▸ **Material shown**
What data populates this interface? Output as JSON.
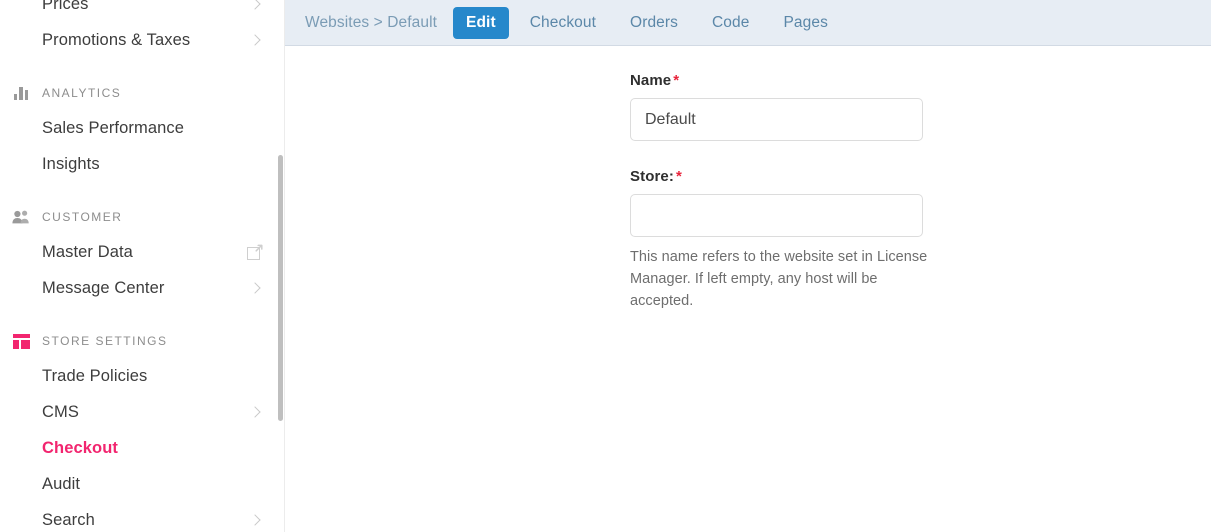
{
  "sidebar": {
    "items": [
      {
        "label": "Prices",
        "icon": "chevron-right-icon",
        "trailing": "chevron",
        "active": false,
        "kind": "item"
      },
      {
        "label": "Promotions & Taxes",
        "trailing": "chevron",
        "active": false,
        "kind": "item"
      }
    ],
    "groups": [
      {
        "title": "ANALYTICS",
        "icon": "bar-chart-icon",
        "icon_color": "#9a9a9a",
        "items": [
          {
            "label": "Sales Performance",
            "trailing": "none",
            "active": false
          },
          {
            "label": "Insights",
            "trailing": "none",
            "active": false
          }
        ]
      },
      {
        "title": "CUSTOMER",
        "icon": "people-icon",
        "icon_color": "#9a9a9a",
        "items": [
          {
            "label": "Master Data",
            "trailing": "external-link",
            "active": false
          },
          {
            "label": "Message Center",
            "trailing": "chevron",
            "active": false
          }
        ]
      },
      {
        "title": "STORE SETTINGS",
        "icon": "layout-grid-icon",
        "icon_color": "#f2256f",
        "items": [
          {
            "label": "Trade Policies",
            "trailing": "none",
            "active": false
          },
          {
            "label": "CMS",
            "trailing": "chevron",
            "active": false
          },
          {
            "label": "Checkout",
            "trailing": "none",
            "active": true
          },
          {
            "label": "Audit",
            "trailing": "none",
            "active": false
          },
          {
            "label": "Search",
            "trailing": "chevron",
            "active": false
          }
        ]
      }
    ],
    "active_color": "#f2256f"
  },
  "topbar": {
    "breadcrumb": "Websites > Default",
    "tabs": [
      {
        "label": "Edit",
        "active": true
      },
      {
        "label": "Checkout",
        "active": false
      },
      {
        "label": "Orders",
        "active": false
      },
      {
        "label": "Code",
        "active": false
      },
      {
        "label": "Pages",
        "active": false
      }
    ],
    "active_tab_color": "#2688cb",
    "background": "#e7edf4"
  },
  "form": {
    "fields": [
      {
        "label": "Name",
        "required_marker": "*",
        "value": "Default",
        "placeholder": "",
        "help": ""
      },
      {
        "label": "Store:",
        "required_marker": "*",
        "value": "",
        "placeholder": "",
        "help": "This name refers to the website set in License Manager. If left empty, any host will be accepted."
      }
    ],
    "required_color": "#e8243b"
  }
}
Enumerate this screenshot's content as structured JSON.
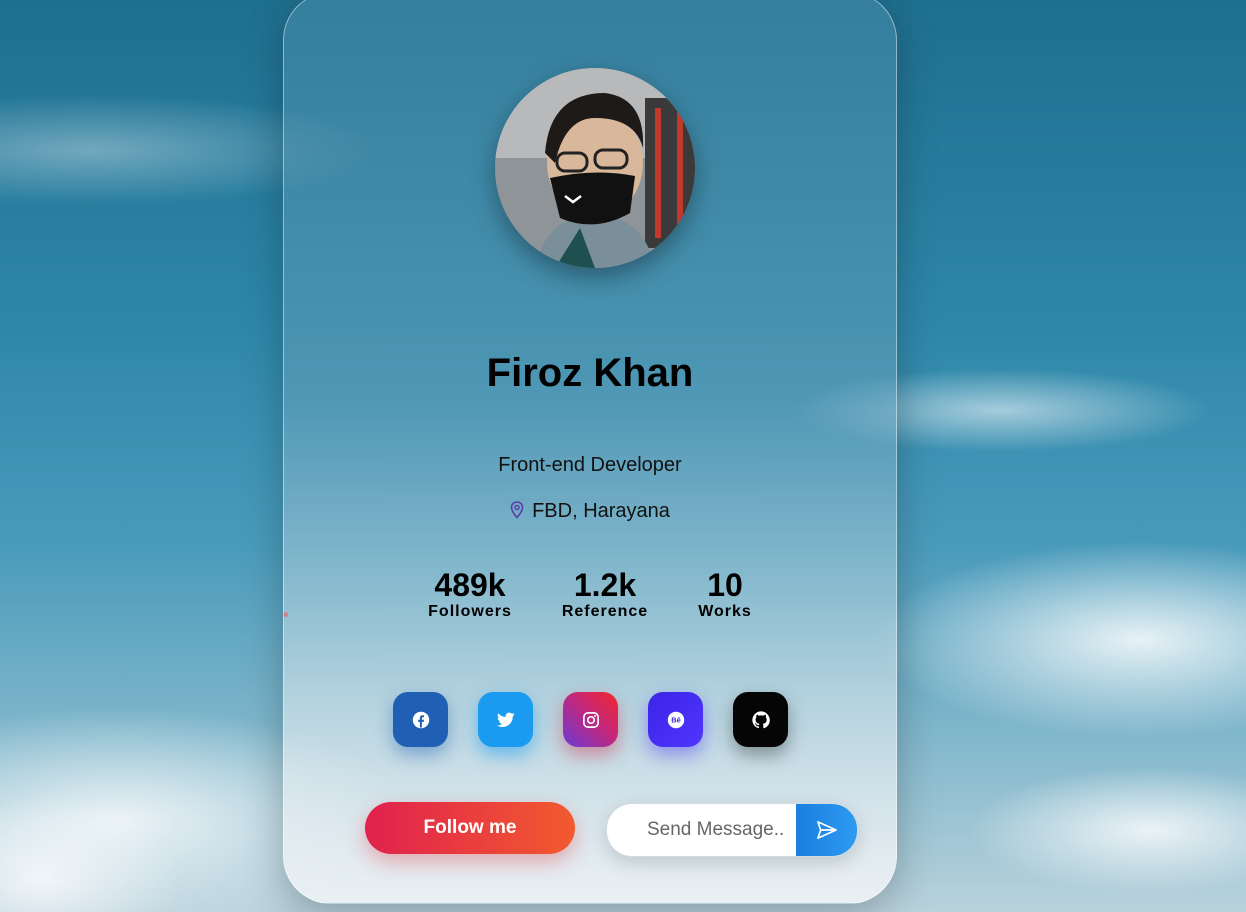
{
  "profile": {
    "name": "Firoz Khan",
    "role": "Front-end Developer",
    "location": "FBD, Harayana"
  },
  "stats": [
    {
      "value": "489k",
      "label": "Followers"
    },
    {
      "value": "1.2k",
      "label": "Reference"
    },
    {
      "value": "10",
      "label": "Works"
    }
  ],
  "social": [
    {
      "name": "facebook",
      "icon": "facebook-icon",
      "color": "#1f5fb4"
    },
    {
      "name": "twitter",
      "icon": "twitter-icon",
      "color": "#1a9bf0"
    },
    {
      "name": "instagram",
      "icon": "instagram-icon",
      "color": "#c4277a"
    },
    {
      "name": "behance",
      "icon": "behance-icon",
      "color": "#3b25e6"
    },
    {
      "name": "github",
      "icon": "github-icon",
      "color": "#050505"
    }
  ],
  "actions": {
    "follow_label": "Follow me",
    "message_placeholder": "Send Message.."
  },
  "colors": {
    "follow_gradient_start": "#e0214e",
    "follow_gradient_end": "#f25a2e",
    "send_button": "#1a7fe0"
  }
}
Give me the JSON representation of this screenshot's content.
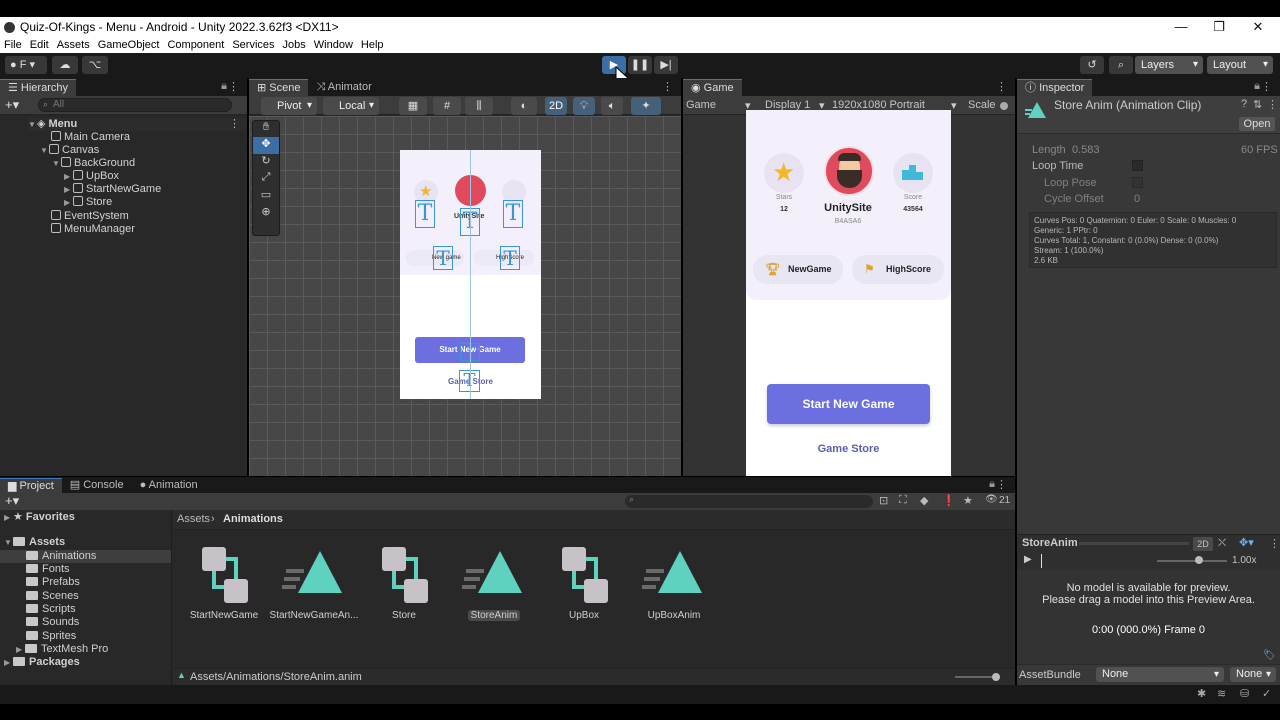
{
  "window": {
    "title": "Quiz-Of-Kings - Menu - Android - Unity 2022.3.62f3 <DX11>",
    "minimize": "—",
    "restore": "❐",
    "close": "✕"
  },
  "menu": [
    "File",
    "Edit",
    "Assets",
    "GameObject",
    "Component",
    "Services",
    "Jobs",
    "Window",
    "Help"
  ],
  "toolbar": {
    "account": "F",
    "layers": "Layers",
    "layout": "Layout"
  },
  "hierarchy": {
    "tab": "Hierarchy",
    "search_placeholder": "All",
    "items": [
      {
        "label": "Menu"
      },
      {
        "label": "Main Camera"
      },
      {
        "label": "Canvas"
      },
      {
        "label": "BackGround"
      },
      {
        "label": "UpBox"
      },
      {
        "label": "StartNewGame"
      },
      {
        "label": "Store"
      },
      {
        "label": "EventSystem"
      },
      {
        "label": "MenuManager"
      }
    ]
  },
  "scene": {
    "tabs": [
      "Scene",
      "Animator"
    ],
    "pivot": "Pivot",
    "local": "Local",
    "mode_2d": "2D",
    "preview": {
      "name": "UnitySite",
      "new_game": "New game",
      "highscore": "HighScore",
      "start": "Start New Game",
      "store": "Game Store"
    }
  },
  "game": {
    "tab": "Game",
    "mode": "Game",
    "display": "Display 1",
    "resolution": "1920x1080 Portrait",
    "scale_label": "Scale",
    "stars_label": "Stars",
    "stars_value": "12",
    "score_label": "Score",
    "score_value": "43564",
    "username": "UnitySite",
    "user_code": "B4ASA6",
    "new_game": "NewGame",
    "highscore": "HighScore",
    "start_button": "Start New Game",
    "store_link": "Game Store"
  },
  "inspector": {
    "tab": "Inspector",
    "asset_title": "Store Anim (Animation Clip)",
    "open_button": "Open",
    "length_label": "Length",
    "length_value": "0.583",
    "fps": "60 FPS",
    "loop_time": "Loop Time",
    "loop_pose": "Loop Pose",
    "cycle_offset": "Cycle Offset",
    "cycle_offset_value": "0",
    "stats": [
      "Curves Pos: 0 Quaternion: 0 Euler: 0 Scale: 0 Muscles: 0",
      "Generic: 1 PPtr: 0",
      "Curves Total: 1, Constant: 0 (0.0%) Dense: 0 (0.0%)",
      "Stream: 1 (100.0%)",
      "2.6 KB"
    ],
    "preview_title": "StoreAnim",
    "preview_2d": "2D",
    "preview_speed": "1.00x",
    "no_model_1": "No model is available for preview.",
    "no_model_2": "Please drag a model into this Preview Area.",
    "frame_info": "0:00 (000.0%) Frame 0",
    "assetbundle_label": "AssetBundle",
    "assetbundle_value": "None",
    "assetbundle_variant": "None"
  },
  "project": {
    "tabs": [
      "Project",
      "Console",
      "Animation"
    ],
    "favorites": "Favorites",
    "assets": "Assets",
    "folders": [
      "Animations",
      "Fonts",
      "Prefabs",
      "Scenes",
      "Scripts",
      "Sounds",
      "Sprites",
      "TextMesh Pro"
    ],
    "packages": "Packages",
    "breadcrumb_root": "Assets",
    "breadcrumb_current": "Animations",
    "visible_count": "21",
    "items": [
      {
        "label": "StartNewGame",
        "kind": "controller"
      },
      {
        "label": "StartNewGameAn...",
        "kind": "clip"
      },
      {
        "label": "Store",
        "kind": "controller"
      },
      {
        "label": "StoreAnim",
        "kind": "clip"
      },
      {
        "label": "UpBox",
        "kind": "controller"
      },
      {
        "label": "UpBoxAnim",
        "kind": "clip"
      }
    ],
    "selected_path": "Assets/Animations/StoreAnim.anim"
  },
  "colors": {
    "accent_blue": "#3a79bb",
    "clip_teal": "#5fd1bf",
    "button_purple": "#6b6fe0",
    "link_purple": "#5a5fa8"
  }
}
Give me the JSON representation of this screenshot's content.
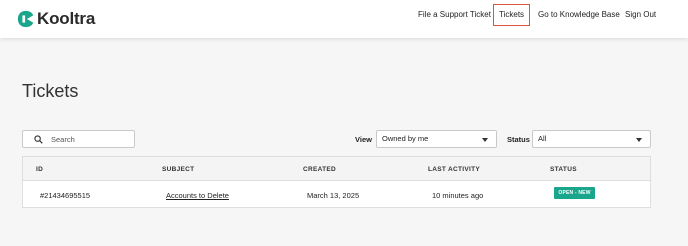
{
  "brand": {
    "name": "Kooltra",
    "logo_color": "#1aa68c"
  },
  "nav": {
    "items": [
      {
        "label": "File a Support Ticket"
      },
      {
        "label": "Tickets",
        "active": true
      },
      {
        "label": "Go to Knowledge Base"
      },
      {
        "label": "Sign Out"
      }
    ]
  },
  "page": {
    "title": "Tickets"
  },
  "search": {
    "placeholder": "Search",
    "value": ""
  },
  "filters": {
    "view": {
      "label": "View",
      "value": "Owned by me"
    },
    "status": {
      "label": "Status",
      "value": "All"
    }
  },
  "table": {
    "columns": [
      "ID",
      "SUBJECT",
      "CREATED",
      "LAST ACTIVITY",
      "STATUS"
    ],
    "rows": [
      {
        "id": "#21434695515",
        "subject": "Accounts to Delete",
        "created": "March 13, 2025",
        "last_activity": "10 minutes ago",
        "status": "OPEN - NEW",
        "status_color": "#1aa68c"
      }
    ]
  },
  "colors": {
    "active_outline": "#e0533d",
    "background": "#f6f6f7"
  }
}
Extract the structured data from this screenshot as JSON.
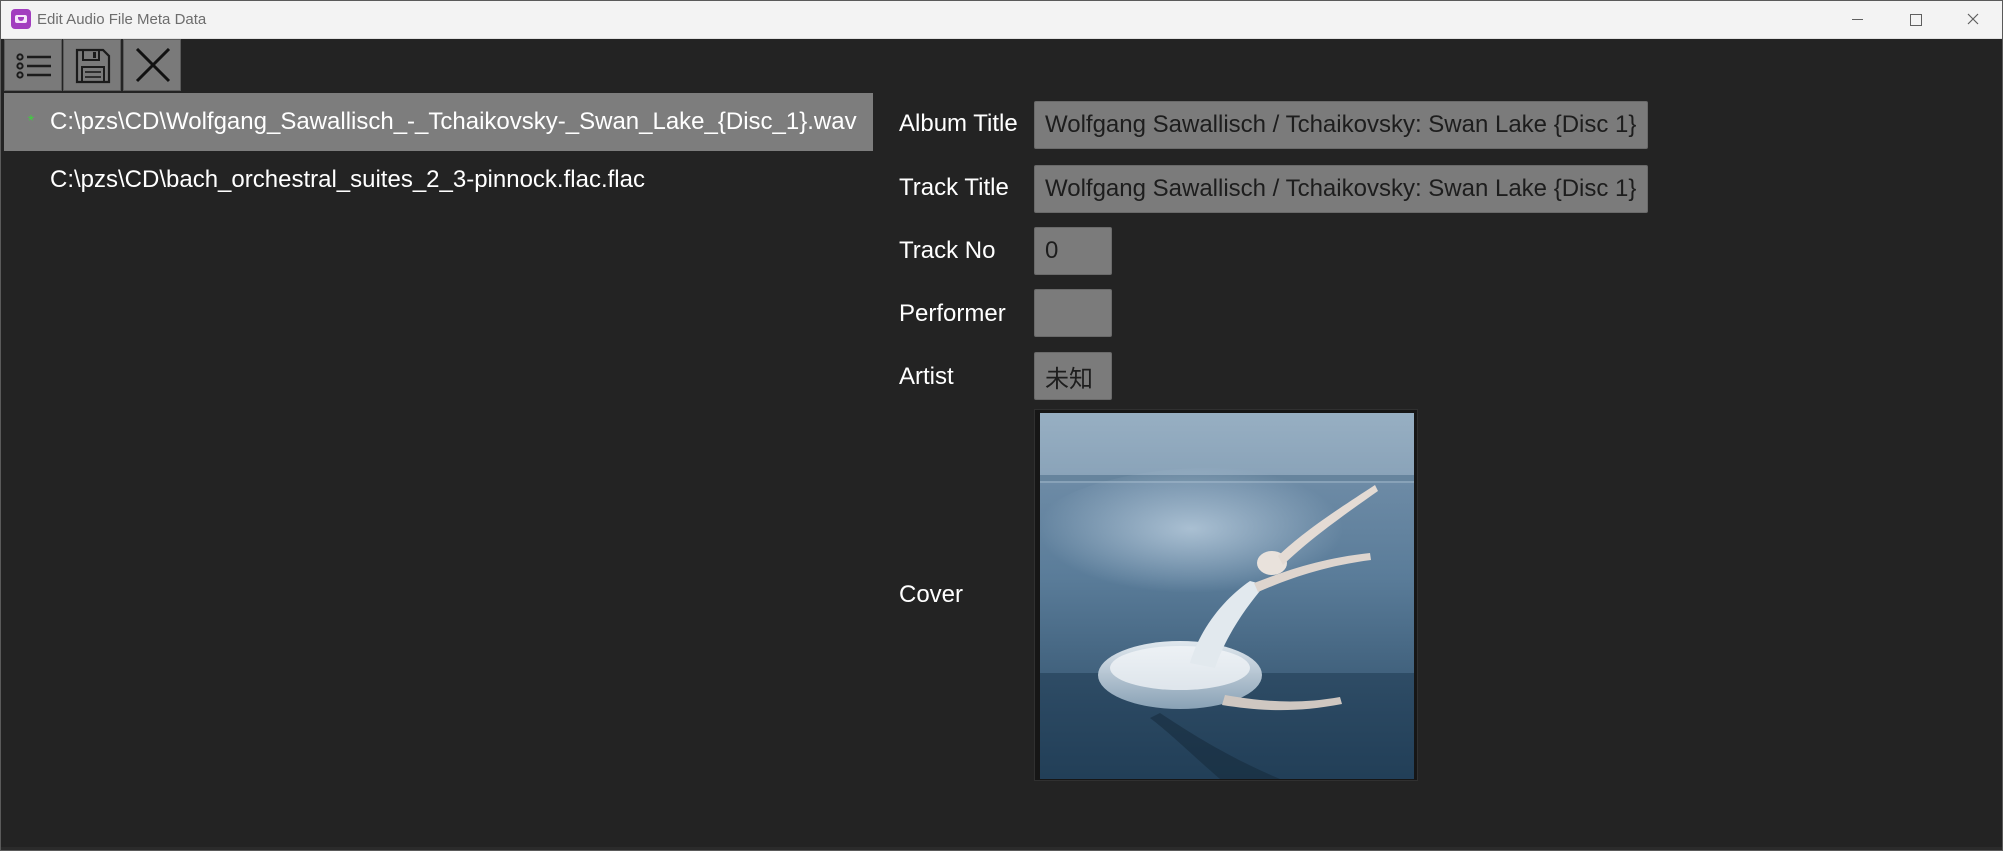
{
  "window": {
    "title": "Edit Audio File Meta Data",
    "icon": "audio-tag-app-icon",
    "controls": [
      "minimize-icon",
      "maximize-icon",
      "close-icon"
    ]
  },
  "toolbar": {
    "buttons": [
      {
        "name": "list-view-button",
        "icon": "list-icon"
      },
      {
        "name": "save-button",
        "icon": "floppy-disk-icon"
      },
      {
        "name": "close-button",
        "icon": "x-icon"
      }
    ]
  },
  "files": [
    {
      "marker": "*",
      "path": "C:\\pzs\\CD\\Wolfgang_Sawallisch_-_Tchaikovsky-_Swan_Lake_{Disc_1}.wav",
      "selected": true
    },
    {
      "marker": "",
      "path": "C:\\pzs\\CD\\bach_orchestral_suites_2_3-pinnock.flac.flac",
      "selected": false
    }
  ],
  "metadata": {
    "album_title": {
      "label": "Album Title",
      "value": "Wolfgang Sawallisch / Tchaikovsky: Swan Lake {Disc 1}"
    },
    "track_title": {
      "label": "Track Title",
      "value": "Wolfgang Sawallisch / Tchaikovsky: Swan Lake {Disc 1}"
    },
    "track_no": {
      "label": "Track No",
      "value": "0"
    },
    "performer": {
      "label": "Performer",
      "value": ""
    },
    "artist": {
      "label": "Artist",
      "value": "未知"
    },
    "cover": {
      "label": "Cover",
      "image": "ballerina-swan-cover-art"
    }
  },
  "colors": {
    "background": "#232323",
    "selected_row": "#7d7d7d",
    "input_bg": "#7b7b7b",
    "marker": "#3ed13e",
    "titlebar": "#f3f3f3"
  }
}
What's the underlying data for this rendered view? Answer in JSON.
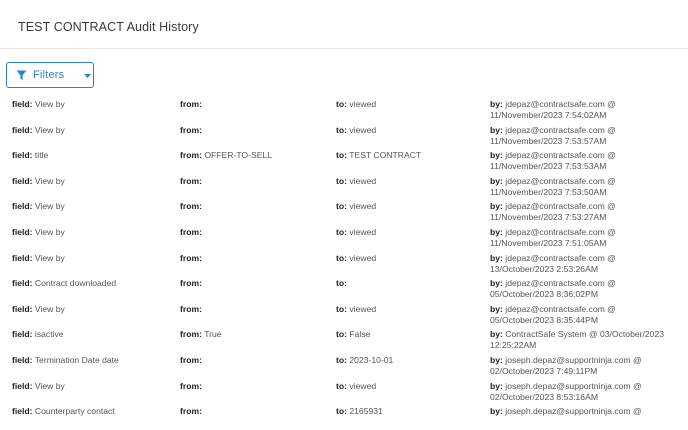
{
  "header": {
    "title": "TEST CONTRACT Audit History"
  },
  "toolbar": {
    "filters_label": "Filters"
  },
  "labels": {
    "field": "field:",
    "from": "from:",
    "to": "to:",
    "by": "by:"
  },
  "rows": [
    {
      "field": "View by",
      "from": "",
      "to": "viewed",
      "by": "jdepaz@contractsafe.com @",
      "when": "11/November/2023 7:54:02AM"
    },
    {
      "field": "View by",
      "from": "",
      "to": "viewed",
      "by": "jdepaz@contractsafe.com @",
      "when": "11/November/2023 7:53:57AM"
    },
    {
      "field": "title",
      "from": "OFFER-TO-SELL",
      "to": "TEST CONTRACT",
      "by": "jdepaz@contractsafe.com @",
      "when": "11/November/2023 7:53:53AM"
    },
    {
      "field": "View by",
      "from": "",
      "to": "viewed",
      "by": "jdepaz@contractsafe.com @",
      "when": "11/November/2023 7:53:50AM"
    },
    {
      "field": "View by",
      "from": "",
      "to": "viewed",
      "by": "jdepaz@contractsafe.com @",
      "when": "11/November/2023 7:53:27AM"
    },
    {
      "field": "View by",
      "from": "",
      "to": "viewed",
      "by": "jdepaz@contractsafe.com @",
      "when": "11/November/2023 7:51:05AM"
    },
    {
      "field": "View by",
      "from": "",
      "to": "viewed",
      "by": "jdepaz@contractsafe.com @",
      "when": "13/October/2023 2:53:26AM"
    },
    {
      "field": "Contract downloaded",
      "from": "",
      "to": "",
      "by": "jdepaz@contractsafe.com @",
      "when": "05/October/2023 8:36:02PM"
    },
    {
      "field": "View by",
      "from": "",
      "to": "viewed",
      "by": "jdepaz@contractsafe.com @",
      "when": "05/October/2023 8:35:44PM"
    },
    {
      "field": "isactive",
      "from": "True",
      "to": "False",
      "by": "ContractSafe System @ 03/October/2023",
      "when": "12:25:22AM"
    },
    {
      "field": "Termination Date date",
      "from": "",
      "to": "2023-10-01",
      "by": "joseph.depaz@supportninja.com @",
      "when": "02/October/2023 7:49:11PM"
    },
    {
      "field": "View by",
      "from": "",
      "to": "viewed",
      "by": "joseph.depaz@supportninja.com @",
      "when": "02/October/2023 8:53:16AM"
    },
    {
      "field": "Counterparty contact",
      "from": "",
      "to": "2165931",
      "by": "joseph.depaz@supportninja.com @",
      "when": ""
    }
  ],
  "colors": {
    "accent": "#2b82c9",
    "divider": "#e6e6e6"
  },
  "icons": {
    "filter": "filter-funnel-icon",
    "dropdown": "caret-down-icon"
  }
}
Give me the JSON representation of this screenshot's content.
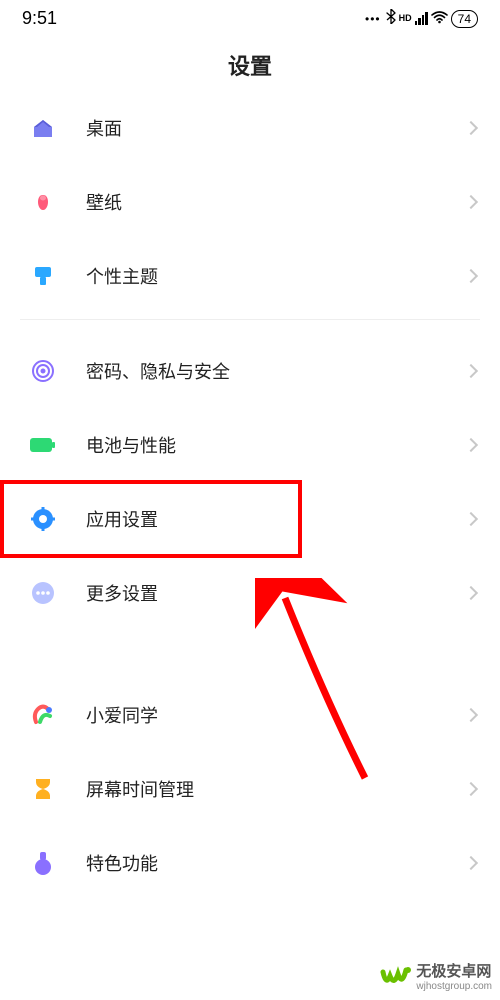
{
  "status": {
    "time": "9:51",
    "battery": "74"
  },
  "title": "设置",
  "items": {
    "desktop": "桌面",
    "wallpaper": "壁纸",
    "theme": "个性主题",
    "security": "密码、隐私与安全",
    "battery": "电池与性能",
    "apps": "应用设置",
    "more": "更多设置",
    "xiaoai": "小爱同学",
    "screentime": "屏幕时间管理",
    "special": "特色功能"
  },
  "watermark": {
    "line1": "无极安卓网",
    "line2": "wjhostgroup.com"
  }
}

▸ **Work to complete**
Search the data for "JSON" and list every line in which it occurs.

▸ **Problem solution**
What data populates this interface? Output as JSON.
Enumerate this screenshot's content as structured JSON.
Give me the JSON representation of this screenshot's content.
Give me the JSON representation of this screenshot's content.
Extract the structured data from this screenshot as JSON.
What's the underlying data for this rendered view? Answer in JSON.
Give me the JSON representation of this screenshot's content.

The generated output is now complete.